The Climate and The Church: Jim Antal to speak on the moral crisis of climate change

Jim Antal thinks that “God has granted each of us the opportunity to address the greatest moral crisis humanity has ever faced.”


Antal, a denominational leader, climate activist, author and public theologian, continues Week One’s Interfaith Lecture Series theme of “Faith to Save the Earth” with a lecture titled “God’s Call – Our Vocation – In a Time of Climate Chaos” that will premiere on CHQ Assembly at 2 p.m. EDT Thursday, July 2 — a return to his originally scheduled time slot. A cancelation from Randolph Haluza-DeLay, whose lecture was supposed to premiere Monday, June 29, prompted the Department of Religion to release Antal’s lecture early; but due to widespread outages on the Institution’s video broadcasting platform on June 29, Antal’s presentation is again planned to premiere July 2.

In his lecture, Antal will discuss the moral crisis of climate change and will issue a call-to-action for members of society. In addition to discussing scientific ramifications of climate change, Antal will also address the relationship between racial, economic and climate injustice, as well as the collective sorrow over the far-reaching ramifications of climate change. 

“We will ponder how a few generations of humans have reaped immeasurable profits by devastating God’s great gift of creation as they, and we, built the modern world,” Antal said. “We will see how we are living amidst a theological emergency in which the preservation of God’s creation has been reduced to an ideological debate.”

Antal, a graduate of Princeton University, Andover Newton Theological School, and Yale Divinity School, currently serves as Special Advisor on Climate Justice to the General Minister and President of the United Church of Christ. Previously, Antal led the 350 UCC churches in Massachusetts as their Conference Minister and President.

A respected environmental activist since the first Earth Day in 1970, Antal has led the UCC in several environmental resolutions, including a vote to divest from fossil fuel companies and in becoming the first Christian organization to endorse the Green New Deal. 

As for Chautauqua, Antal is looking forward to speaking to community members in a live Q-and-A session following his lecture.
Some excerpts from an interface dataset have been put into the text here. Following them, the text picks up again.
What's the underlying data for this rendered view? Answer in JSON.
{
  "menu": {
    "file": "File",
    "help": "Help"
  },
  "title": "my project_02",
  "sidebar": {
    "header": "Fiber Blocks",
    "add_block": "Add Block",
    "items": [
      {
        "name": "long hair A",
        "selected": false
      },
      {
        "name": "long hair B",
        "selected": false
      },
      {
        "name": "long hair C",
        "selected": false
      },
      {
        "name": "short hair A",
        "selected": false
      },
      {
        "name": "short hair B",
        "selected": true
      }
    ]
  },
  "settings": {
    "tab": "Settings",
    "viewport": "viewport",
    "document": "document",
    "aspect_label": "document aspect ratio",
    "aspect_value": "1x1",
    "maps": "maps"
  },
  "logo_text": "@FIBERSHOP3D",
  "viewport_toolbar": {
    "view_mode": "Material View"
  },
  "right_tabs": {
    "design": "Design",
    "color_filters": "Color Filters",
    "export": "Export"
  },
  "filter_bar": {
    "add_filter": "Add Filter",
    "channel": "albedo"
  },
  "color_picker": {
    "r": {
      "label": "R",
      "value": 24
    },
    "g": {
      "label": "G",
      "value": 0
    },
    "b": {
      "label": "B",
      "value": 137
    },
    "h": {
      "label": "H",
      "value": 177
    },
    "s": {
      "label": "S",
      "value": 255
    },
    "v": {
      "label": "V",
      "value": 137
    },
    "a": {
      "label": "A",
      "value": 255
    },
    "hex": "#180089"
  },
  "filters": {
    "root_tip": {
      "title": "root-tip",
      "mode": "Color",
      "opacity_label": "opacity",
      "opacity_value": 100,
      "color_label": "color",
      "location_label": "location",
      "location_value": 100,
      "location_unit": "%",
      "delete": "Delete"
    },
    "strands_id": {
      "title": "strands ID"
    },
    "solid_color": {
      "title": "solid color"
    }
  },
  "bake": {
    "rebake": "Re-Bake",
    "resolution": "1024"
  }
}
 “What I have to say to the people of Chautauqua is the challenge-invitation for them to accept God’s call to do all they can to avert climate catastrophe — including ‘calling in all their chits,’” Antal said, using a term which he means as going all-in on an issue or topic. 

It’s time that folks voluntarily set aside doing what they may ‘want’ to do, and instead, recognize what our generation is called to do,” Antal said. “Our generation is the final generation with a chance to make a difference.”

This program is made possible by the Gertrude Elser Schroeder Fund.

Tags : interfaith lectureJim Antalreligion

The author Maggie Angevine

For her first season with The Chautauquan Daily, reporter Maggie Angevine will be covering the theater, youth programs and recreation at Chautauqua. Maggie, hailing from Virginia, is a rising junior at Miami University in Ohio, studying journalism, political science and French. When she isn’t writing for The Miami Student newspaper, Maggie can be found somewhere outside — hiking, camping, climbing or simply exploring.